◆ WORK INSTRUCTIONS: Read the lines below and count those that have the word "info". Respond with the number only.

◆ DATA:
----------------

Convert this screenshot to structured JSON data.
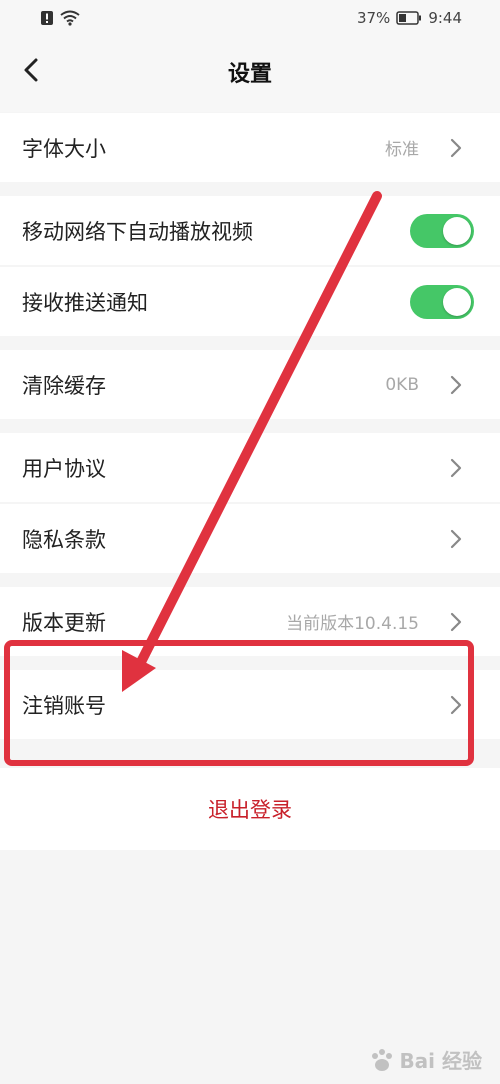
{
  "status_bar": {
    "battery": "37%",
    "time": "9:44"
  },
  "nav": {
    "title": "设置"
  },
  "rows": {
    "font_size": {
      "label": "字体大小",
      "value": "标准"
    },
    "autoplay": {
      "label": "移动网络下自动播放视频",
      "enabled": true
    },
    "push": {
      "label": "接收推送通知",
      "enabled": true
    },
    "cache": {
      "label": "清除缓存",
      "value": "0KB"
    },
    "agreement": {
      "label": "用户协议"
    },
    "privacy": {
      "label": "隐私条款"
    },
    "version": {
      "label": "版本更新",
      "value": "当前版本10.4.15"
    },
    "cancel_account": {
      "label": "注销账号"
    }
  },
  "logout": {
    "label": "退出登录"
  },
  "watermark": {
    "text": "Bai 经验"
  },
  "colors": {
    "toggle_on": "#45c767",
    "logout_text": "#c8202a",
    "annotation": "#e0323f"
  }
}
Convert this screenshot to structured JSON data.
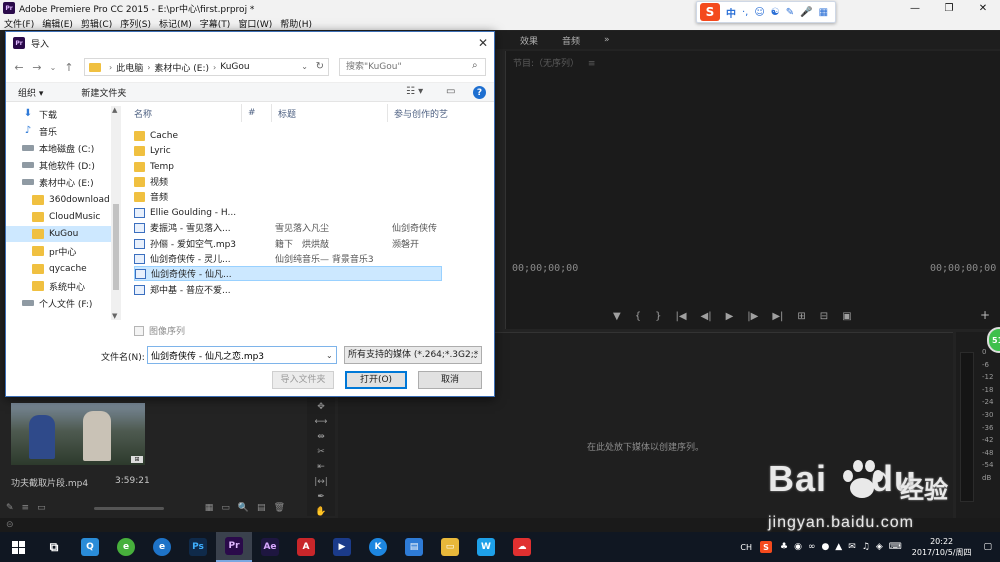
{
  "app": {
    "title": "Adobe Premiere Pro CC 2015 - E:\\pr中心\\first.prproj *",
    "icon_text": "Pr",
    "menu": [
      "文件(F)",
      "编辑(E)",
      "剪辑(C)",
      "序列(S)",
      "标记(M)",
      "字幕(T)",
      "窗口(W)",
      "帮助(H)"
    ],
    "window_controls": [
      "—",
      "❐",
      "✕"
    ]
  },
  "ime_toolbar": {
    "logo": "S",
    "mode": "中",
    "icons": [
      "·,",
      "☺",
      "☯",
      "✎",
      "🎤",
      "▦"
    ]
  },
  "premiere": {
    "top_tabs": [
      "效果",
      "音频",
      "»"
    ],
    "program_label": "节目:（无序列）",
    "program_menu": "≡",
    "timecode_left": "00;00;00;00",
    "timecode_right": "00;00;00;00",
    "transport_icons": [
      "▼",
      "{",
      "}",
      "|◀",
      "◀|",
      "▶",
      "|▶",
      "▶|",
      "⊞",
      "⊟",
      "▣"
    ],
    "add_button": "+",
    "sequence_hint": "在此处放下媒体以创建序列。",
    "tools": [
      "✥",
      "⟷",
      "⇹",
      "✂",
      "⇤",
      "|↔|",
      "✒",
      "✋"
    ],
    "meter_scale": [
      "0",
      "-6",
      "-12",
      "-18",
      "-24",
      "-30",
      "-36",
      "-42",
      "-48",
      "-54",
      "dB"
    ],
    "badge": "51",
    "clip": {
      "name": "功夫截取片段.mp4",
      "duration": "3:59:21",
      "badge": "⊞"
    },
    "project_toolbar_left": [
      "✎",
      "≡",
      "▭"
    ],
    "project_toolbar_right": [
      "▦",
      "▭",
      "🔍",
      "▤",
      "🗑"
    ],
    "status_icon": "⊝"
  },
  "watermark": {
    "brand": "Bai",
    "brand2": "du",
    "jingyan": "经验",
    "url": "jingyan.baidu.com"
  },
  "dialog": {
    "title": "导入",
    "icon_text": "Pr",
    "close": "✕",
    "nav": {
      "back": "←",
      "forward": "→",
      "dropdown": "⌄",
      "up": "↑"
    },
    "breadcrumbs": [
      "此电脑",
      "素材中心 (E:)",
      "KuGou"
    ],
    "search_placeholder": "搜索\"KuGou\"",
    "search_icon": "⌕",
    "address_dropdown": "⌄",
    "refresh": "↻",
    "commands": {
      "organize": "组织 ▾",
      "new_folder": "新建文件夹",
      "view": "☷ ▾",
      "pane": "▭",
      "help": "?"
    },
    "nav_pane": [
      {
        "label": "下载",
        "icon": "dl",
        "selected": false,
        "chevron": ""
      },
      {
        "label": "音乐",
        "icon": "music",
        "selected": false,
        "chevron": ""
      },
      {
        "label": "本地磁盘 (C:)",
        "icon": "drive",
        "selected": false,
        "chevron": ">"
      },
      {
        "label": "其他软件 (D:)",
        "icon": "drive",
        "selected": false,
        "chevron": ">"
      },
      {
        "label": "素材中心 (E:)",
        "icon": "drive",
        "selected": false,
        "chevron": "⌄"
      },
      {
        "label": "360download",
        "icon": "fold",
        "selected": false,
        "chevron": ""
      },
      {
        "label": "CloudMusic",
        "icon": "fold",
        "selected": false,
        "chevron": ""
      },
      {
        "label": "KuGou",
        "icon": "fold",
        "selected": true,
        "chevron": ""
      },
      {
        "label": "pr中心",
        "icon": "fold",
        "selected": false,
        "chevron": ""
      },
      {
        "label": "qycache",
        "icon": "fold",
        "selected": false,
        "chevron": ""
      },
      {
        "label": "系统中心",
        "icon": "fold",
        "selected": false,
        "chevron": ""
      },
      {
        "label": "个人文件 (F:)",
        "icon": "drive",
        "selected": false,
        "chevron": ">"
      }
    ],
    "nav_scroll": {
      "up": "▲",
      "down": "▼"
    },
    "columns": [
      "名称",
      "#",
      "标题",
      "参与创作的艺"
    ],
    "sort_caret": "^",
    "files": [
      {
        "name": "Cache",
        "type": "folder",
        "title": "",
        "artist": "",
        "selected": false
      },
      {
        "name": "Lyric",
        "type": "folder",
        "title": "",
        "artist": "",
        "selected": false
      },
      {
        "name": "Temp",
        "type": "folder",
        "title": "",
        "artist": "",
        "selected": false
      },
      {
        "name": "视频",
        "type": "folder",
        "title": "",
        "artist": "",
        "selected": false
      },
      {
        "name": "音频",
        "type": "folder",
        "title": "",
        "artist": "",
        "selected": false
      },
      {
        "name": "Ellie Goulding - H...",
        "type": "audio",
        "title": "",
        "artist": "",
        "selected": false
      },
      {
        "name": "麦振鸿 - 雪见落入...",
        "type": "audio",
        "title": "雪见落入凡尘",
        "artist": "仙剑奇侠传",
        "selected": false
      },
      {
        "name": "孙俪 - 爱如空气.mp3",
        "type": "audio",
        "title": "籍下　烘烘敲",
        "artist": "濒磐开",
        "selected": false
      },
      {
        "name": "仙剑奇侠传 - 灵儿...",
        "type": "audio",
        "title": "仙剑纯音乐— 背景音乐3",
        "artist": "",
        "selected": false
      },
      {
        "name": "仙剑奇侠传 - 仙凡...",
        "type": "audio",
        "title": "",
        "artist": "",
        "selected": true
      },
      {
        "name": "郑中基 - 普应不爱...",
        "type": "audio",
        "title": "",
        "artist": "",
        "selected": false
      }
    ],
    "image_sequence": "图像序列",
    "filename_label": "文件名(N):",
    "filename_value": "仙剑奇侠传 - 仙凡之恋.mp3",
    "filetype_value": "所有支持的媒体 (*.264;*.3G2;*",
    "dropdown_caret": "⌄",
    "buttons": {
      "import_folder": "导入文件夹",
      "open": "打开(O)",
      "cancel": "取消"
    }
  },
  "taskbar": {
    "apps": [
      {
        "name": "task-view",
        "label": "⧉",
        "color": "#101722"
      },
      {
        "name": "app-blue",
        "label": "Q",
        "color": "#2a8cd8"
      },
      {
        "name": "app-360",
        "label": "e",
        "color": "#47b03c"
      },
      {
        "name": "app-ie",
        "label": "e",
        "color": "#1e73c8"
      },
      {
        "name": "app-photoshop",
        "label": "Ps",
        "color": "#0f2a4a"
      },
      {
        "name": "app-premiere",
        "label": "Pr",
        "color": "#2a0a4a"
      },
      {
        "name": "app-aftereffects",
        "label": "Ae",
        "color": "#1e1640"
      },
      {
        "name": "app-acrobat",
        "label": "A",
        "color": "#c8262a"
      },
      {
        "name": "app-media",
        "label": "▶",
        "color": "#1b3b8a"
      },
      {
        "name": "app-kugou",
        "label": "K",
        "color": "#1d86e0"
      },
      {
        "name": "app-docs",
        "label": "▤",
        "color": "#2e7bd6"
      },
      {
        "name": "app-folder",
        "label": "▭",
        "color": "#e8b83a"
      },
      {
        "name": "app-wps",
        "label": "W",
        "color": "#1ea0e8"
      },
      {
        "name": "app-cloud",
        "label": "☁",
        "color": "#e03030"
      }
    ],
    "tray_lang": "CH",
    "tray_ime": "S",
    "tray_icons": [
      "♣",
      "◉",
      "∞",
      "●",
      "▲",
      "✉",
      "♫",
      "◈",
      "⌨"
    ],
    "time": "20:22",
    "date": "2017/10/5/周四",
    "notification": "▢"
  }
}
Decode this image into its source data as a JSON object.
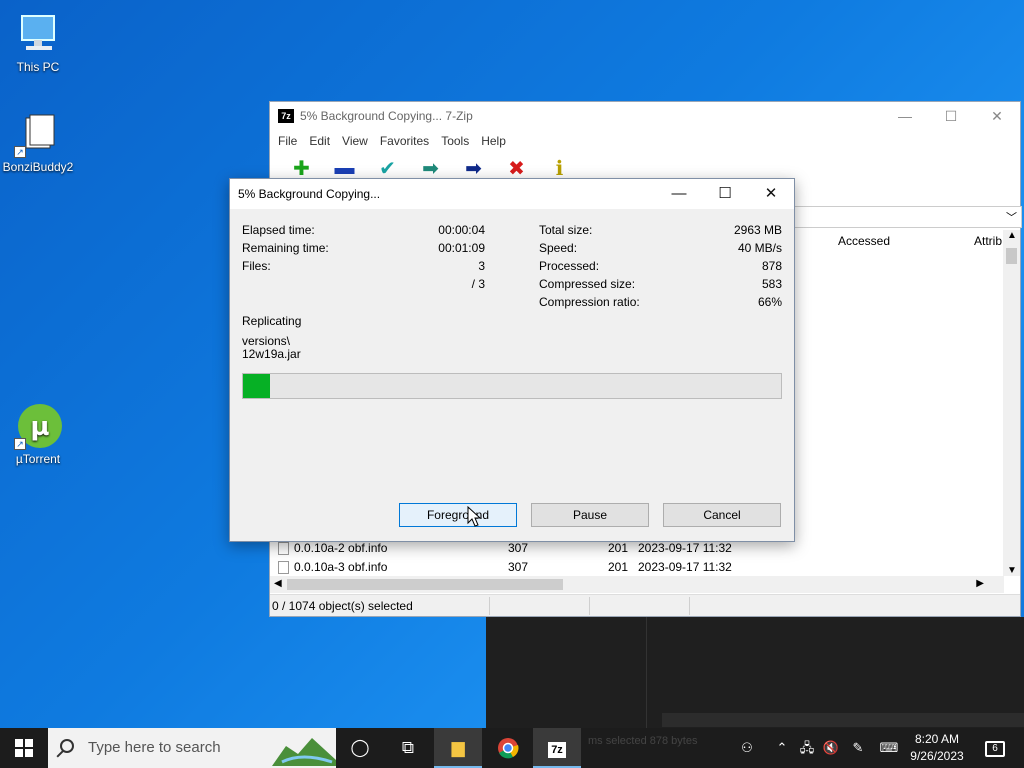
{
  "desktop": {
    "icons": [
      {
        "label": "This PC"
      },
      {
        "label": "BonziBuddy2"
      },
      {
        "label": "µTorrent"
      }
    ]
  },
  "main_window": {
    "title": "5% Background Copying... 7-Zip",
    "logo_text": "7z",
    "menu": [
      "File",
      "Edit",
      "View",
      "Favorites",
      "Tools",
      "Help"
    ],
    "toolbar": [
      "add-icon",
      "extract-icon",
      "test-icon",
      "copy-icon",
      "move-icon",
      "delete-icon",
      "info-icon"
    ],
    "columns": {
      "accessed": "Accessed",
      "attrib": "Attrib"
    },
    "rows": [
      {
        "name": "0.0.10a-2 obf.info",
        "size": "307",
        "packed": "201",
        "modified": "2023-09-17 11:32"
      },
      {
        "name": "0.0.10a-3 obf.info",
        "size": "307",
        "packed": "201",
        "modified": "2023-09-17 11:32"
      }
    ],
    "status": "0 / 1074 object(s) selected"
  },
  "dialog": {
    "title": "5% Background Copying...",
    "stats_left": [
      {
        "label": "Elapsed time:",
        "value": "00:00:04"
      },
      {
        "label": "Remaining time:",
        "value": "00:01:09"
      },
      {
        "label": "Files:",
        "value": "3"
      },
      {
        "label": "",
        "value": "/ 3"
      }
    ],
    "stats_right": [
      {
        "label": "Total size:",
        "value": "2963 MB"
      },
      {
        "label": "Speed:",
        "value": "40 MB/s"
      },
      {
        "label": "Processed:",
        "value": "878"
      },
      {
        "label": "Compressed size:",
        "value": "583"
      },
      {
        "label": "Compression ratio:",
        "value": "66%"
      }
    ],
    "operation": "Replicating",
    "path_line1": "versions\\",
    "path_line2": "12w19a.jar",
    "progress_fraction": 0.05,
    "progress_color": "#06b025",
    "buttons": {
      "foreground": "Foreground",
      "pause": "Pause",
      "cancel": "Cancel"
    }
  },
  "taskbar": {
    "search_placeholder": "Type here to search",
    "time": "8:20 AM",
    "date": "9/26/2023",
    "notification_count": "6",
    "ghost_text": "ms selected 878 bytes"
  }
}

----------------

◆ RESULT: 3